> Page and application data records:
=-=-=
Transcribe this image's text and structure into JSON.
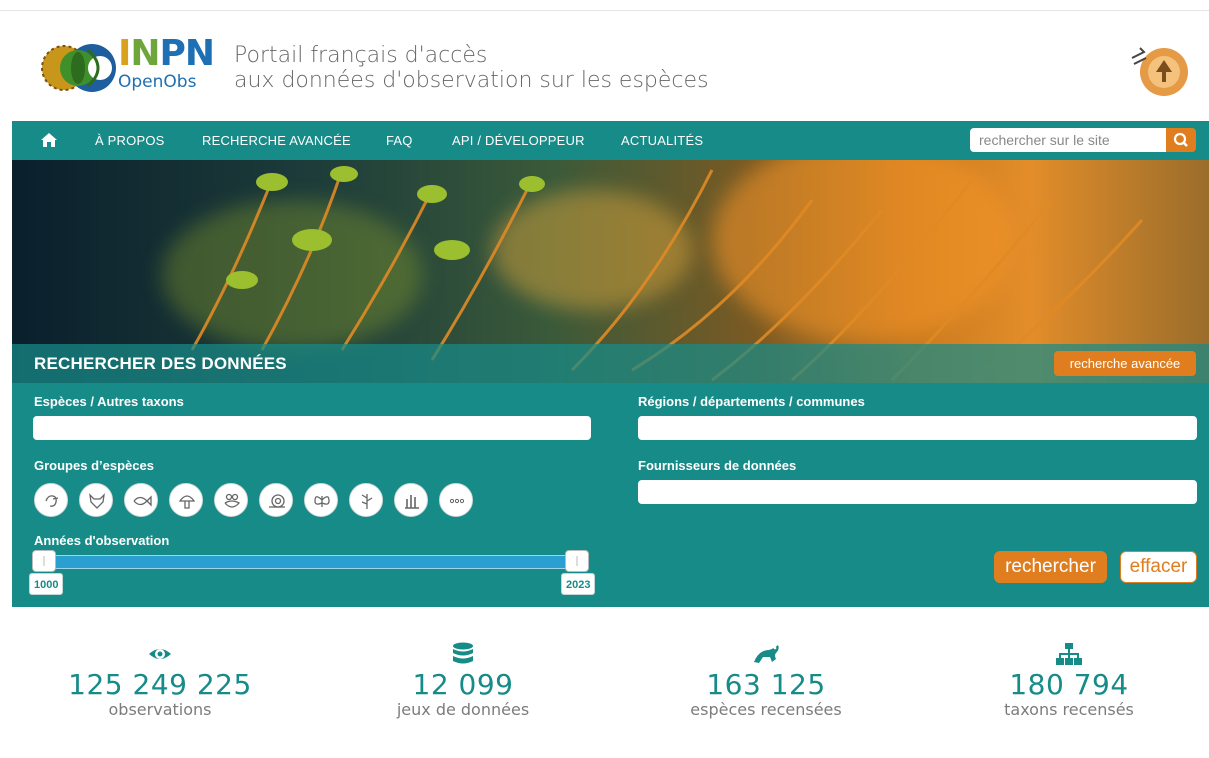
{
  "header": {
    "logo_main": [
      "I",
      "N",
      "PN"
    ],
    "logo_sub": "OpenObs",
    "tagline_line1": "Portail français d'accès",
    "tagline_line2": "aux données d'observation sur les espèces"
  },
  "nav": {
    "items": [
      "À PROPOS",
      "RECHERCHE AVANCÉE",
      "FAQ",
      "API / DÉVELOPPEUR",
      "ACTUALITÉS"
    ],
    "search_placeholder": "rechercher sur le site",
    "home_icon": "home-icon",
    "search_icon": "search-icon"
  },
  "hero": {
    "title": "RECHERCHER DES DONNÉES",
    "advanced_button": "recherche avancée"
  },
  "form": {
    "species_label": "Espèces / Autres taxons",
    "regions_label": "Régions / départements / communes",
    "groups_label": "Groupes d’espèces",
    "providers_label": "Fournisseurs de données",
    "years_label": "Années d'observation",
    "groups": [
      "bird-icon",
      "fox-icon",
      "fish-icon",
      "mushroom-icon",
      "frog-icon",
      "snail-icon",
      "butterfly-icon",
      "plant-icon",
      "coral-icon",
      "more-icon"
    ],
    "years_min": "1000",
    "years_max": "2023",
    "search_button": "rechercher",
    "clear_button": "effacer"
  },
  "stats": [
    {
      "icon": "eye-icon",
      "value": "125 249 225",
      "caption": "observations"
    },
    {
      "icon": "database-icon",
      "value": "12 099",
      "caption": "jeux de données"
    },
    {
      "icon": "frog-icon",
      "value": "163 125",
      "caption": "espèces recensées"
    },
    {
      "icon": "sitemap-icon",
      "value": "180 794",
      "caption": "taxons recensés"
    }
  ],
  "colors": {
    "teal": "#178b88",
    "orange": "#e07d1f"
  }
}
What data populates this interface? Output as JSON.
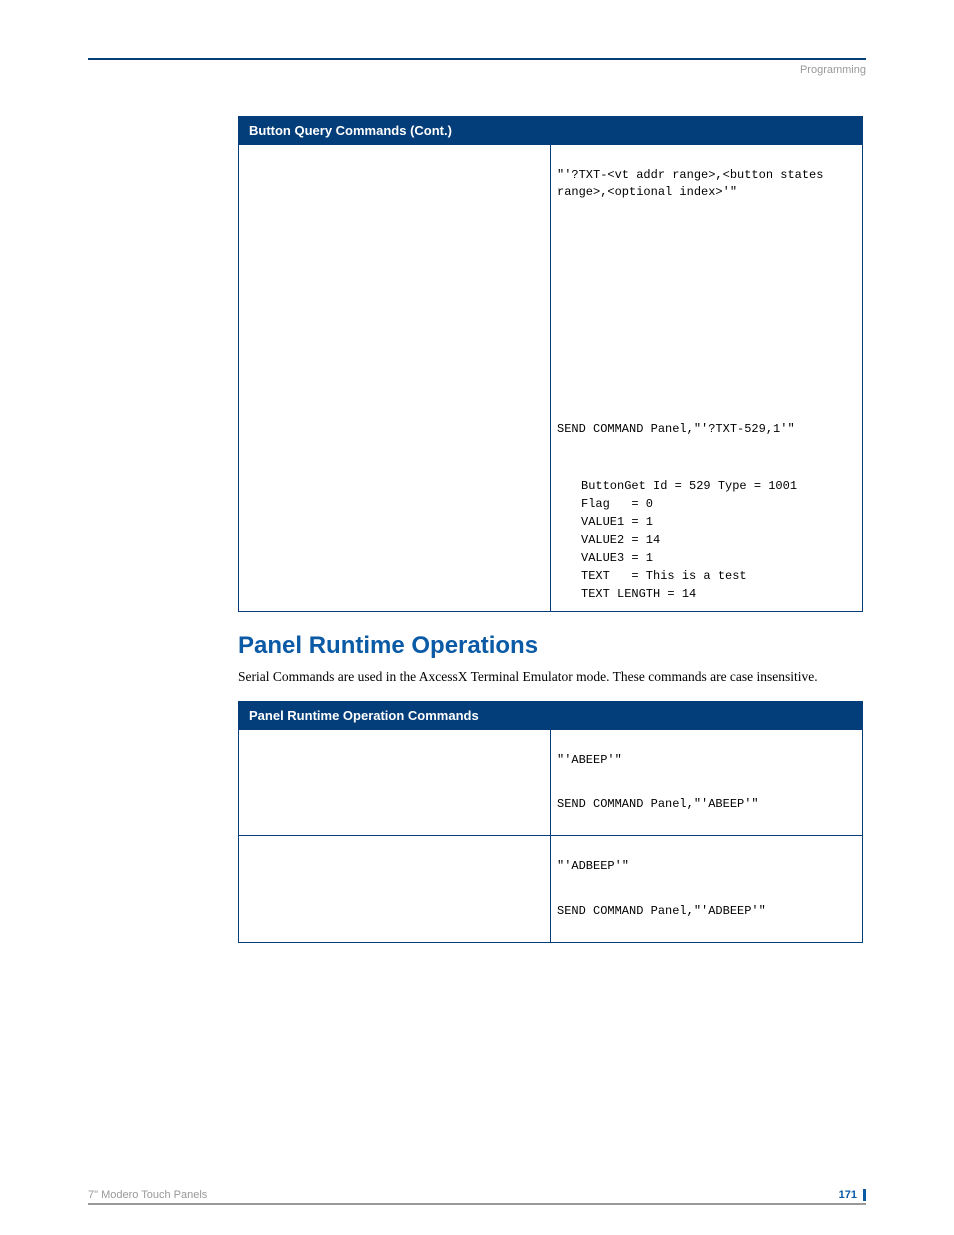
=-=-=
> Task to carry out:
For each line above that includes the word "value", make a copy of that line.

> Result of the exercise:
      "value": "125 249 225",
      "value": "12 099",
      "value": "163 125",
      "value": "180 794",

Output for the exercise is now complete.